Excerpts from a dataset
◆ ◆ ◆ ◆
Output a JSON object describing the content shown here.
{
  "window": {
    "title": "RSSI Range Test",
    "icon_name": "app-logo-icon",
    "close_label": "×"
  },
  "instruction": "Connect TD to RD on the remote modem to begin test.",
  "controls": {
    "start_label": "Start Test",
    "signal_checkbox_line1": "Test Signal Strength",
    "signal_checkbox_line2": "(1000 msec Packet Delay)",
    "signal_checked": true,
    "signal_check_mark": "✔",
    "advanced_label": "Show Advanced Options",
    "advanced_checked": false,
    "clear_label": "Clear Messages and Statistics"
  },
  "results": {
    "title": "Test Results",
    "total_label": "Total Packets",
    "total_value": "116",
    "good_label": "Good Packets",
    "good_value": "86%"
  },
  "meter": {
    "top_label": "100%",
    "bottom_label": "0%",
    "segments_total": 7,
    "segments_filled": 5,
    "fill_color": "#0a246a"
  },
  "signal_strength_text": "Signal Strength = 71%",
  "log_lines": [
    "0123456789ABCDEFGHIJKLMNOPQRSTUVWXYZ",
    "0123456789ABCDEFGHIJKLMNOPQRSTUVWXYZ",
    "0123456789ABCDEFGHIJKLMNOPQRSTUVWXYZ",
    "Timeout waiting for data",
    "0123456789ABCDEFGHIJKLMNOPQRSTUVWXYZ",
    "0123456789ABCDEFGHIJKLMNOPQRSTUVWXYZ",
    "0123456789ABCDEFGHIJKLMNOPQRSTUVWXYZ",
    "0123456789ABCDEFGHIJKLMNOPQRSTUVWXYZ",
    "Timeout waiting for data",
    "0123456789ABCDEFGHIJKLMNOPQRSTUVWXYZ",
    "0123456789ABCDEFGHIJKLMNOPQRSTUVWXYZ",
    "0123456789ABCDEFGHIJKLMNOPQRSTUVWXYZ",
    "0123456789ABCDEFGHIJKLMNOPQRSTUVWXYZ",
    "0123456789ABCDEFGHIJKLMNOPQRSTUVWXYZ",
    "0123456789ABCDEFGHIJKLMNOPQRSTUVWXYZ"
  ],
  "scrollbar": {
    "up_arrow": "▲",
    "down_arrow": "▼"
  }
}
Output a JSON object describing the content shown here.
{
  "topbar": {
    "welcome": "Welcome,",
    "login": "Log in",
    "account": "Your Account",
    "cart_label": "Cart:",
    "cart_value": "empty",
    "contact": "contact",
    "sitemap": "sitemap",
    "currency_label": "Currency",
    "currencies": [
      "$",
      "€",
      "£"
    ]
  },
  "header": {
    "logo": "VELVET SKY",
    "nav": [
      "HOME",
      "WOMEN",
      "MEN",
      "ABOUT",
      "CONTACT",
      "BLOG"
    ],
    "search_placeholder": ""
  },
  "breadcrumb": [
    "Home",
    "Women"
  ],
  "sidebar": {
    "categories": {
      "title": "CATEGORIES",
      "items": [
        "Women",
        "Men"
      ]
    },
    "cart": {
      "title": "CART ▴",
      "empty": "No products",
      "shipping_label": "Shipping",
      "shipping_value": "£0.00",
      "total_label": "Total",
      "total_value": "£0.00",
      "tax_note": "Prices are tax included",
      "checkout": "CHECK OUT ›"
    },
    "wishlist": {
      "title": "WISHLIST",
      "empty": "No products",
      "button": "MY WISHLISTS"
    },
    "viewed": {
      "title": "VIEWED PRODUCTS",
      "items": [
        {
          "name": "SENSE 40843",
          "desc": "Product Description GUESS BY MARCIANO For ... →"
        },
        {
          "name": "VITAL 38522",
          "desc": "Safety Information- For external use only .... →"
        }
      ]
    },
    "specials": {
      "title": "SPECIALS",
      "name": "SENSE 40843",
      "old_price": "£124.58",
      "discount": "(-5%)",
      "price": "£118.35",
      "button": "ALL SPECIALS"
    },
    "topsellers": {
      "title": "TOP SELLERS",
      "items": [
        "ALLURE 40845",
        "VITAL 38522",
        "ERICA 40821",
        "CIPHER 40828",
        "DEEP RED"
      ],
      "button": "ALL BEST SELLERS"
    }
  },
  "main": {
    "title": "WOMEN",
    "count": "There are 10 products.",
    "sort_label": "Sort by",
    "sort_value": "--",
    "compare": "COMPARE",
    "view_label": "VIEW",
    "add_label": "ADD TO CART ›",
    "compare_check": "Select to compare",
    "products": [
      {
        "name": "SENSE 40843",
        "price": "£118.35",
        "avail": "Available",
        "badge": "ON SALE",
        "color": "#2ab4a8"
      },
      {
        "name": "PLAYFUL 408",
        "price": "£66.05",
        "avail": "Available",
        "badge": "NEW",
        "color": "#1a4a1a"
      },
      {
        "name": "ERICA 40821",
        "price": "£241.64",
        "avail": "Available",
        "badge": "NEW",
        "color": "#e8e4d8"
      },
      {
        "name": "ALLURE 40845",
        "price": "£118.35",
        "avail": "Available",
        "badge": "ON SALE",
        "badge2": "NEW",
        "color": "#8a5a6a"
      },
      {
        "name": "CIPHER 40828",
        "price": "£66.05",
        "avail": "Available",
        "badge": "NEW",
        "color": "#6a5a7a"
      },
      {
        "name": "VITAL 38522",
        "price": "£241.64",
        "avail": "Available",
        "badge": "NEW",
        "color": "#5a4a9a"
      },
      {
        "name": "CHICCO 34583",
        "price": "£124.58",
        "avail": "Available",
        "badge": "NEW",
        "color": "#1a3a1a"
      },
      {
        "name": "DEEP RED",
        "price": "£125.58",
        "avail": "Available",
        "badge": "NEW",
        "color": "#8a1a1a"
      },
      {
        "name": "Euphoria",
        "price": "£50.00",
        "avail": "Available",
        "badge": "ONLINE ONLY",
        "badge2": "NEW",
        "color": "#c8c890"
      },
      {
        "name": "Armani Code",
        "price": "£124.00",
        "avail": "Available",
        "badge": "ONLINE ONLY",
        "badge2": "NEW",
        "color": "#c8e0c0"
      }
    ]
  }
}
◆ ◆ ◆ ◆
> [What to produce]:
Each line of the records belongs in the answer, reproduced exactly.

> [Written response]:
Output a JSON object describing the content shown here.
{
  "window": {
    "title": "RSSI Range Test",
    "icon_name": "app-logo-icon",
    "close_label": "×"
  },
  "instruction": "Connect TD to RD on the remote modem to begin test.",
  "controls": {
    "start_label": "Start Test",
    "signal_checkbox_line1": "Test Signal Strength",
    "signal_checkbox_line2": "(1000 msec Packet Delay)",
    "signal_checked": true,
    "signal_check_mark": "✔",
    "advanced_label": "Show Advanced Options",
    "advanced_checked": false,
    "clear_label": "Clear Messages and Statistics"
  },
  "results": {
    "title": "Test Results",
    "total_label": "Total Packets",
    "total_value": "116",
    "good_label": "Good Packets",
    "good_value": "86%"
  },
  "meter": {
    "top_label": "100%",
    "bottom_label": "0%",
    "segments_total": 7,
    "segments_filled": 5,
    "fill_color": "#0a246a"
  },
  "signal_strength_text": "Signal Strength = 71%",
  "log_lines": [
    "0123456789ABCDEFGHIJKLMNOPQRSTUVWXYZ",
    "0123456789ABCDEFGHIJKLMNOPQRSTUVWXYZ",
    "0123456789ABCDEFGHIJKLMNOPQRSTUVWXYZ",
    "Timeout waiting for data",
    "0123456789ABCDEFGHIJKLMNOPQRSTUVWXYZ",
    "0123456789ABCDEFGHIJKLMNOPQRSTUVWXYZ",
    "0123456789ABCDEFGHIJKLMNOPQRSTUVWXYZ",
    "0123456789ABCDEFGHIJKLMNOPQRSTUVWXYZ",
    "Timeout waiting for data",
    "0123456789ABCDEFGHIJKLMNOPQRSTUVWXYZ",
    "0123456789ABCDEFGHIJKLMNOPQRSTUVWXYZ",
    "0123456789ABCDEFGHIJKLMNOPQRSTUVWXYZ",
    "0123456789ABCDEFGHIJKLMNOPQRSTUVWXYZ",
    "0123456789ABCDEFGHIJKLMNOPQRSTUVWXYZ",
    "0123456789ABCDEFGHIJKLMNOPQRSTUVWXYZ"
  ],
  "scrollbar": {
    "up_arrow": "▲",
    "down_arrow": "▼"
  }
}
Output a JSON object describing the content shown here.
{
  "topbar": {
    "welcome": "Welcome,",
    "login": "Log in",
    "account": "Your Account",
    "cart_label": "Cart:",
    "cart_value": "empty",
    "contact": "contact",
    "sitemap": "sitemap",
    "currency_label": "Currency",
    "currencies": [
      "$",
      "€",
      "£"
    ]
  },
  "header": {
    "logo": "VELVET SKY",
    "nav": [
      "HOME",
      "WOMEN",
      "MEN",
      "ABOUT",
      "CONTACT",
      "BLOG"
    ],
    "search_placeholder": ""
  },
  "breadcrumb": [
    "Home",
    "Women"
  ],
  "sidebar": {
    "categories": {
      "title": "CATEGORIES",
      "items": [
        "Women",
        "Men"
      ]
    },
    "cart": {
      "title": "CART ▴",
      "empty": "No products",
      "shipping_label": "Shipping",
      "shipping_value": "£0.00",
      "total_label": "Total",
      "total_value": "£0.00",
      "tax_note": "Prices are tax included",
      "checkout": "CHECK OUT ›"
    },
    "wishlist": {
      "title": "WISHLIST",
      "empty": "No products",
      "button": "MY WISHLISTS"
    },
    "viewed": {
      "title": "VIEWED PRODUCTS",
      "items": [
        {
          "name": "SENSE 40843",
          "desc": "Product Description GUESS BY MARCIANO For ... →"
        },
        {
          "name": "VITAL 38522",
          "desc": "Safety Information- For external use only .... →"
        }
      ]
    },
    "specials": {
      "title": "SPECIALS",
      "name": "SENSE 40843",
      "old_price": "£124.58",
      "discount": "(-5%)",
      "price": "£118.35",
      "button": "ALL SPECIALS"
    },
    "topsellers": {
      "title": "TOP SELLERS",
      "items": [
        "ALLURE 40845",
        "VITAL 38522",
        "ERICA 40821",
        "CIPHER 40828",
        "DEEP RED"
      ],
      "button": "ALL BEST SELLERS"
    }
  },
  "main": {
    "title": "WOMEN",
    "count": "There are 10 products.",
    "sort_label": "Sort by",
    "sort_value": "--",
    "compare": "COMPARE",
    "view_label": "VIEW",
    "add_label": "ADD TO CART ›",
    "compare_check": "Select to compare",
    "products": [
      {
        "name": "SENSE 40843",
        "price": "£118.35",
        "avail": "Available",
        "badge": "ON SALE",
        "color": "#2ab4a8"
      },
      {
        "name": "PLAYFUL 408",
        "price": "£66.05",
        "avail": "Available",
        "badge": "NEW",
        "color": "#1a4a1a"
      },
      {
        "name": "ERICA 40821",
        "price": "£241.64",
        "avail": "Available",
        "badge": "NEW",
        "color": "#e8e4d8"
      },
      {
        "name": "ALLURE 40845",
        "price": "£118.35",
        "avail": "Available",
        "badge": "ON SALE",
        "badge2": "NEW",
        "color": "#8a5a6a"
      },
      {
        "name": "CIPHER 40828",
        "price": "£66.05",
        "avail": "Available",
        "badge": "NEW",
        "color": "#6a5a7a"
      },
      {
        "name": "VITAL 38522",
        "price": "£241.64",
        "avail": "Available",
        "badge": "NEW",
        "color": "#5a4a9a"
      },
      {
        "name": "CHICCO 34583",
        "price": "£124.58",
        "avail": "Available",
        "badge": "NEW",
        "color": "#1a3a1a"
      },
      {
        "name": "DEEP RED",
        "price": "£125.58",
        "avail": "Available",
        "badge": "NEW",
        "color": "#8a1a1a"
      },
      {
        "name": "Euphoria",
        "price": "£50.00",
        "avail": "Available",
        "badge": "ONLINE ONLY",
        "badge2": "NEW",
        "color": "#c8c890"
      },
      {
        "name": "Armani Code",
        "price": "£124.00",
        "avail": "Available",
        "badge": "ONLINE ONLY",
        "badge2": "NEW",
        "color": "#c8e0c0"
      }
    ]
  }
}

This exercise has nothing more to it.